• **How to complete this task**: Repeat each entry word for word. Leave any images out of the copy.

________________________

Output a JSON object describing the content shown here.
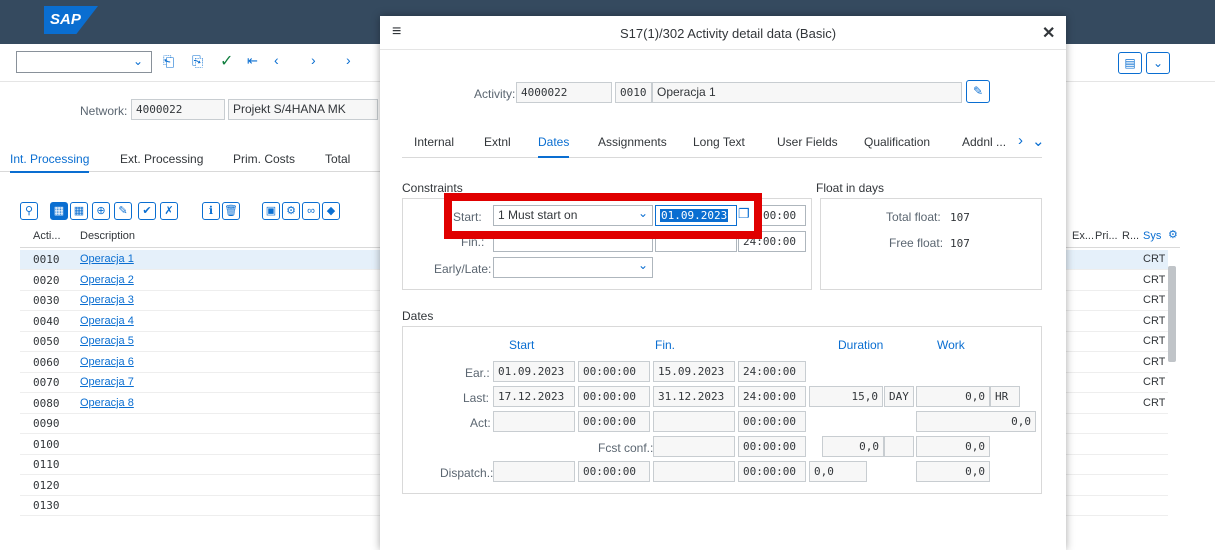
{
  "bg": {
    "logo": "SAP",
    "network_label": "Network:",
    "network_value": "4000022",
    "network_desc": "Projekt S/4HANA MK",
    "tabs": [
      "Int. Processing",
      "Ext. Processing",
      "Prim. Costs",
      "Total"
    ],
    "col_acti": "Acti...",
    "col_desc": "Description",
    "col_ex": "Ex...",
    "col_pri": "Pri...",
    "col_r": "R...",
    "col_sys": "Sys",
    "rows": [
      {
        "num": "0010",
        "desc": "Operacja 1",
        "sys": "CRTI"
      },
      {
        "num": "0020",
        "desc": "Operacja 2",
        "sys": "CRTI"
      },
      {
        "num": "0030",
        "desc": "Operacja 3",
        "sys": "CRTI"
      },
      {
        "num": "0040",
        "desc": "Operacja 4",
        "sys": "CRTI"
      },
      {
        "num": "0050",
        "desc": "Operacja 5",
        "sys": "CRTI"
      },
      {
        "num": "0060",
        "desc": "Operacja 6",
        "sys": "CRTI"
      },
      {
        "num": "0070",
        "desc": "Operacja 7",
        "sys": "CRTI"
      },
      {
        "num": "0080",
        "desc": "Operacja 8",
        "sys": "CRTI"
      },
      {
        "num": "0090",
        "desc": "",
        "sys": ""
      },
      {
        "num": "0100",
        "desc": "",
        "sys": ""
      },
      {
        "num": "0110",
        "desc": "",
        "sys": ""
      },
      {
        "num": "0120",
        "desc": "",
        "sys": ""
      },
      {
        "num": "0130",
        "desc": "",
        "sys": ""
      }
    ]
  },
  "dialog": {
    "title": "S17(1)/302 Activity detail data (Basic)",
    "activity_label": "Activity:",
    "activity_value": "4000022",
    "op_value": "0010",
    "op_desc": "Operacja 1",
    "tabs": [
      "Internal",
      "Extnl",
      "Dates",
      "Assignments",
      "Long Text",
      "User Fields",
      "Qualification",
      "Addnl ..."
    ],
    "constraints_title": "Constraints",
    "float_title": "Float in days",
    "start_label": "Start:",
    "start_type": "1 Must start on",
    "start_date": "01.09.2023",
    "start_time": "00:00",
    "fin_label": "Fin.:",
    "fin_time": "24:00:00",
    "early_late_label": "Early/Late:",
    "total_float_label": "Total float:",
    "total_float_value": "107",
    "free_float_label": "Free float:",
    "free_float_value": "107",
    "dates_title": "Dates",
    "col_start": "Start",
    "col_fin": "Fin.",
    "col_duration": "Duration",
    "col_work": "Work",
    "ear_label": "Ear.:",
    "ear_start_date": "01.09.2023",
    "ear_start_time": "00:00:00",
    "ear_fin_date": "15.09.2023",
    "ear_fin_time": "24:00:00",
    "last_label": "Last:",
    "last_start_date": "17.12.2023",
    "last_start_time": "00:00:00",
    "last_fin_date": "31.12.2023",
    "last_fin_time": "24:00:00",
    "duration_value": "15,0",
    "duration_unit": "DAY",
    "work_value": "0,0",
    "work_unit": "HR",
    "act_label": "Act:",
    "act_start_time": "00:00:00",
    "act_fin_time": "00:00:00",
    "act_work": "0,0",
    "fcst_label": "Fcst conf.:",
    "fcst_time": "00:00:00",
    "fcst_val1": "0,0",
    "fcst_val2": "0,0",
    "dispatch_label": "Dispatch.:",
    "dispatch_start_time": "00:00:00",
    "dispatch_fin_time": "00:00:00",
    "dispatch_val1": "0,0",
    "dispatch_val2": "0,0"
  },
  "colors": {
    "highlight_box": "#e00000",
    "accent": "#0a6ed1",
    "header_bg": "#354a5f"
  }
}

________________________

• **Result**:
Output a JSON object describing the content shown here.
{
  "bg": {
    "logo": "SAP",
    "network_label": "Network:",
    "network_value": "4000022",
    "network_desc": "Projekt S/4HANA MK",
    "tabs": [
      "Int. Processing",
      "Ext. Processing",
      "Prim. Costs",
      "Total"
    ],
    "col_acti": "Acti...",
    "col_desc": "Description",
    "col_ex": "Ex...",
    "col_pri": "Pri...",
    "col_r": "R...",
    "col_sys": "Sys",
    "rows": [
      {
        "num": "0010",
        "desc": "Operacja 1",
        "sys": "CRTI"
      },
      {
        "num": "0020",
        "desc": "Operacja 2",
        "sys": "CRTI"
      },
      {
        "num": "0030",
        "desc": "Operacja 3",
        "sys": "CRTI"
      },
      {
        "num": "0040",
        "desc": "Operacja 4",
        "sys": "CRTI"
      },
      {
        "num": "0050",
        "desc": "Operacja 5",
        "sys": "CRTI"
      },
      {
        "num": "0060",
        "desc": "Operacja 6",
        "sys": "CRTI"
      },
      {
        "num": "0070",
        "desc": "Operacja 7",
        "sys": "CRTI"
      },
      {
        "num": "0080",
        "desc": "Operacja 8",
        "sys": "CRTI"
      },
      {
        "num": "0090",
        "desc": "",
        "sys": ""
      },
      {
        "num": "0100",
        "desc": "",
        "sys": ""
      },
      {
        "num": "0110",
        "desc": "",
        "sys": ""
      },
      {
        "num": "0120",
        "desc": "",
        "sys": ""
      },
      {
        "num": "0130",
        "desc": "",
        "sys": ""
      }
    ]
  },
  "dialog": {
    "title": "S17(1)/302 Activity detail data (Basic)",
    "activity_label": "Activity:",
    "activity_value": "4000022",
    "op_value": "0010",
    "op_desc": "Operacja 1",
    "tabs": [
      "Internal",
      "Extnl",
      "Dates",
      "Assignments",
      "Long Text",
      "User Fields",
      "Qualification",
      "Addnl ..."
    ],
    "constraints_title": "Constraints",
    "float_title": "Float in days",
    "start_label": "Start:",
    "start_type": "1 Must start on",
    "start_date": "01.09.2023",
    "start_time": "00:00",
    "fin_label": "Fin.:",
    "fin_time": "24:00:00",
    "early_late_label": "Early/Late:",
    "total_float_label": "Total float:",
    "total_float_value": "107",
    "free_float_label": "Free float:",
    "free_float_value": "107",
    "dates_title": "Dates",
    "col_start": "Start",
    "col_fin": "Fin.",
    "col_duration": "Duration",
    "col_work": "Work",
    "ear_label": "Ear.:",
    "ear_start_date": "01.09.2023",
    "ear_start_time": "00:00:00",
    "ear_fin_date": "15.09.2023",
    "ear_fin_time": "24:00:00",
    "last_label": "Last:",
    "last_start_date": "17.12.2023",
    "last_start_time": "00:00:00",
    "last_fin_date": "31.12.2023",
    "last_fin_time": "24:00:00",
    "duration_value": "15,0",
    "duration_unit": "DAY",
    "work_value": "0,0",
    "work_unit": "HR",
    "act_label": "Act:",
    "act_start_time": "00:00:00",
    "act_fin_time": "00:00:00",
    "act_work": "0,0",
    "fcst_label": "Fcst conf.:",
    "fcst_time": "00:00:00",
    "fcst_val1": "0,0",
    "fcst_val2": "0,0",
    "dispatch_label": "Dispatch.:",
    "dispatch_start_time": "00:00:00",
    "dispatch_fin_time": "00:00:00",
    "dispatch_val1": "0,0",
    "dispatch_val2": "0,0"
  },
  "colors": {
    "highlight_box": "#e00000",
    "accent": "#0a6ed1",
    "header_bg": "#354a5f"
  }
}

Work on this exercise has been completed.